What you need to know: Sabah has been struggling with numerous elephant deaths over the past decade, some seemingly without ill-intent. However, substances poisonous to elephants exist in the wild and also in areas of human development.
Why it matters: Elephants are a protected species in the country, and each death adds stress to an already-dwindling population of elephants. Outdated data from 12 years ago marks the population of elephants in Sabah at just 2,000 individuals. The largest herd of 600 resided in Mount Rara Forest Reserve, 500 in Tabin Forest Reserve, and 300 in Kinabatang.
Who said what: Sabah Wildlife Department deputy director Dr Sen Nathan noted that cooperation with the National Poison Centre started in March to determine the causes of poisoning, but the implementation of the Movement Control Order (MCO) delayed investigations. However, the Department is more concerned with knowing whether the elephants were poisoned with intention or not.
Read more: Sabah Wildlife Dept: Death of 50-60 elephants in 10 years due to poisoning (Malay Mail)
Another pygmy elephant falls victim to ivory trade.

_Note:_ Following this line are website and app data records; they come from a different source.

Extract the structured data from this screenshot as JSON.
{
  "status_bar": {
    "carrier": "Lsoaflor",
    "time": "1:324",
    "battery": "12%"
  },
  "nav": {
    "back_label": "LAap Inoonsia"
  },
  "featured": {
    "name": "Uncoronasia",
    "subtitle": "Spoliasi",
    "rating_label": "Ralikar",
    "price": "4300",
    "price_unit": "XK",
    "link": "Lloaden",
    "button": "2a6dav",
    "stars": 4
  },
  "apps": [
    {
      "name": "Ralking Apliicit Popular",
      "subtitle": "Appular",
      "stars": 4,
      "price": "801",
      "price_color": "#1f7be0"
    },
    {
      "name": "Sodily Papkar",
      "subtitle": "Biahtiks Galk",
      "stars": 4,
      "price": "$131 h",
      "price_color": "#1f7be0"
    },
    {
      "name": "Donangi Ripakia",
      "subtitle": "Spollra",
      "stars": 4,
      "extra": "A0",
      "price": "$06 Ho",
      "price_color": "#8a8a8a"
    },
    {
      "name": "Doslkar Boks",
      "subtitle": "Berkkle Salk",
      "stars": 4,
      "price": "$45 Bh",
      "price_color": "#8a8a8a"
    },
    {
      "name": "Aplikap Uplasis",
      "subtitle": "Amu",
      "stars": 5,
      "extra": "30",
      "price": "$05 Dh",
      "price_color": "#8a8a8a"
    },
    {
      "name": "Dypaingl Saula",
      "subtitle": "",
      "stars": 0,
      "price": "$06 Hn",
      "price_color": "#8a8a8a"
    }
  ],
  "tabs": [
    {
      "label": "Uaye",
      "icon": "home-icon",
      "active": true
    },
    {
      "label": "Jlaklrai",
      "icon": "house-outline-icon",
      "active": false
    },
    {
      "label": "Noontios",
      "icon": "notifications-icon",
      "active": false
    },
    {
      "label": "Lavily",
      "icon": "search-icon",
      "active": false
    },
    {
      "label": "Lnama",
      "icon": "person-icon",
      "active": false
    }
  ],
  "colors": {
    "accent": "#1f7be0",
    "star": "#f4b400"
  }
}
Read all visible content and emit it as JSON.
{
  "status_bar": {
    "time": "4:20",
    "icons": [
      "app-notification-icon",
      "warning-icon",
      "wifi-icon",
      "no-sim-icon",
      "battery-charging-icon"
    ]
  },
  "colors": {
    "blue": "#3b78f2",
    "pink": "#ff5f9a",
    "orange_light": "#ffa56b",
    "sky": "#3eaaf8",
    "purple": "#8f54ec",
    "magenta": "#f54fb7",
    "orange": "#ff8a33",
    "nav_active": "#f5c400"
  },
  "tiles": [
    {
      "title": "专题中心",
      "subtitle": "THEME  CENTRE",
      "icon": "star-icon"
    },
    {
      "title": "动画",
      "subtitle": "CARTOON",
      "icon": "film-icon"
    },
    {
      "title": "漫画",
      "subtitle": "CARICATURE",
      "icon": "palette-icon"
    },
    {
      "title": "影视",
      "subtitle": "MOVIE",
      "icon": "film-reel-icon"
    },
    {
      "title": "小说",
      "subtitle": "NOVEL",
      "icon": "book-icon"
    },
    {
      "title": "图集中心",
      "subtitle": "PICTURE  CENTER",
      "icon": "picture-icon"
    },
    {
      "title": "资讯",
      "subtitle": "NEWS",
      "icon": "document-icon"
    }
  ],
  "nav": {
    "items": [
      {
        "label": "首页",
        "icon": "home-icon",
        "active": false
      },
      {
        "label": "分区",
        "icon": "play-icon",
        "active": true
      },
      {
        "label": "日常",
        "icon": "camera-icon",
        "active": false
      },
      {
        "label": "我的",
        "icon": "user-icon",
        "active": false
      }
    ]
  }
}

Sabah man arrested. (TRP)
Confirmed: Dead elephant found in Sabah river killed for tusks by poachers (TRP)
Anne is an advocate of sustainable living and the circular economy, and has managed to mum-nag the team into using reusable containers to tapau food. She is also a proud parent of 4 cats and 1 rabbit.